### Problem to work on
Reproduce, without alteration, every line of the data; exclude the images.

[Stored data]
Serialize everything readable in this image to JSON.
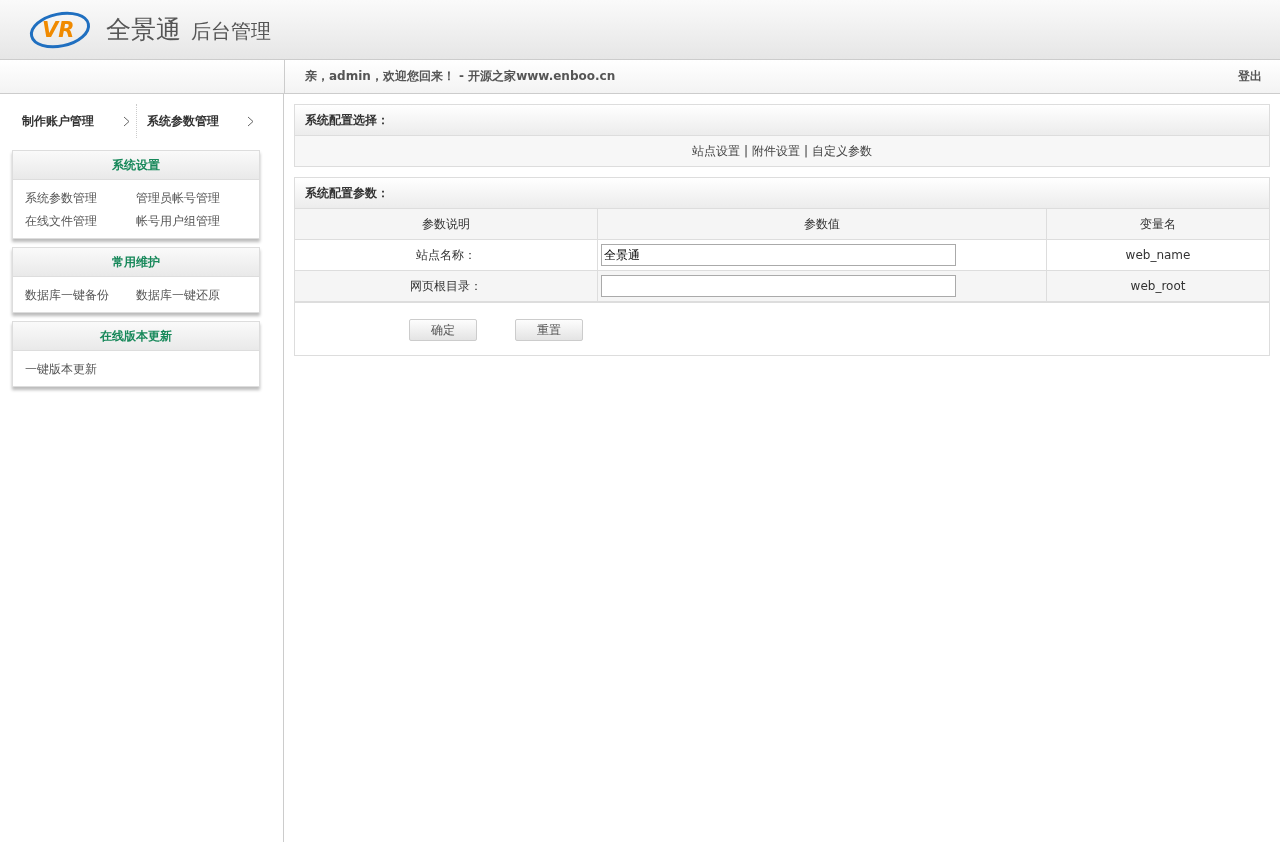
{
  "header": {
    "logo_text": "VR",
    "title": "全景通",
    "subtitle": "后台管理"
  },
  "topbar": {
    "welcome": "亲，admin，欢迎您回来！ - 开源之家www.enboo.cn",
    "logout": "登出"
  },
  "breadcrumb": [
    "制作账户管理",
    "系统参数管理"
  ],
  "sidebar": {
    "groups": [
      {
        "title": "系统设置",
        "items": [
          "系统参数管理",
          "管理员帐号管理",
          "在线文件管理",
          "帐号用户组管理"
        ]
      },
      {
        "title": "常用维护",
        "items": [
          "数据库一键备份",
          "数据库一键还原"
        ]
      },
      {
        "title": "在线版本更新",
        "items": [
          "一键版本更新"
        ]
      }
    ]
  },
  "select_panel": {
    "title": "系统配置选择：",
    "links": [
      "站点设置",
      "附件设置",
      "自定义参数"
    ],
    "separator": "|"
  },
  "params_panel": {
    "title": "系统配置参数：",
    "columns": [
      "参数说明",
      "参数值",
      "变量名"
    ],
    "rows": [
      {
        "label": "站点名称：",
        "value": "全景通",
        "var": "web_name"
      },
      {
        "label": "网页根目录：",
        "value": "",
        "var": "web_root"
      }
    ],
    "buttons": [
      "确定",
      "重置"
    ]
  }
}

### Reply to the task
Serialize everything readable in this image to JSON.
{
  "header": {
    "logo_text": "VR",
    "title": "全景通",
    "subtitle": "后台管理"
  },
  "topbar": {
    "welcome": "亲，admin，欢迎您回来！ - 开源之家www.enboo.cn",
    "logout": "登出"
  },
  "breadcrumb": [
    "制作账户管理",
    "系统参数管理"
  ],
  "sidebar": {
    "groups": [
      {
        "title": "系统设置",
        "items": [
          "系统参数管理",
          "管理员帐号管理",
          "在线文件管理",
          "帐号用户组管理"
        ]
      },
      {
        "title": "常用维护",
        "items": [
          "数据库一键备份",
          "数据库一键还原"
        ]
      },
      {
        "title": "在线版本更新",
        "items": [
          "一键版本更新"
        ]
      }
    ]
  },
  "select_panel": {
    "title": "系统配置选择：",
    "links": [
      "站点设置",
      "附件设置",
      "自定义参数"
    ],
    "separator": "|"
  },
  "params_panel": {
    "title": "系统配置参数：",
    "columns": [
      "参数说明",
      "参数值",
      "变量名"
    ],
    "rows": [
      {
        "label": "站点名称：",
        "value": "全景通",
        "var": "web_name"
      },
      {
        "label": "网页根目录：",
        "value": "",
        "var": "web_root"
      }
    ],
    "buttons": [
      "确定",
      "重置"
    ]
  }
}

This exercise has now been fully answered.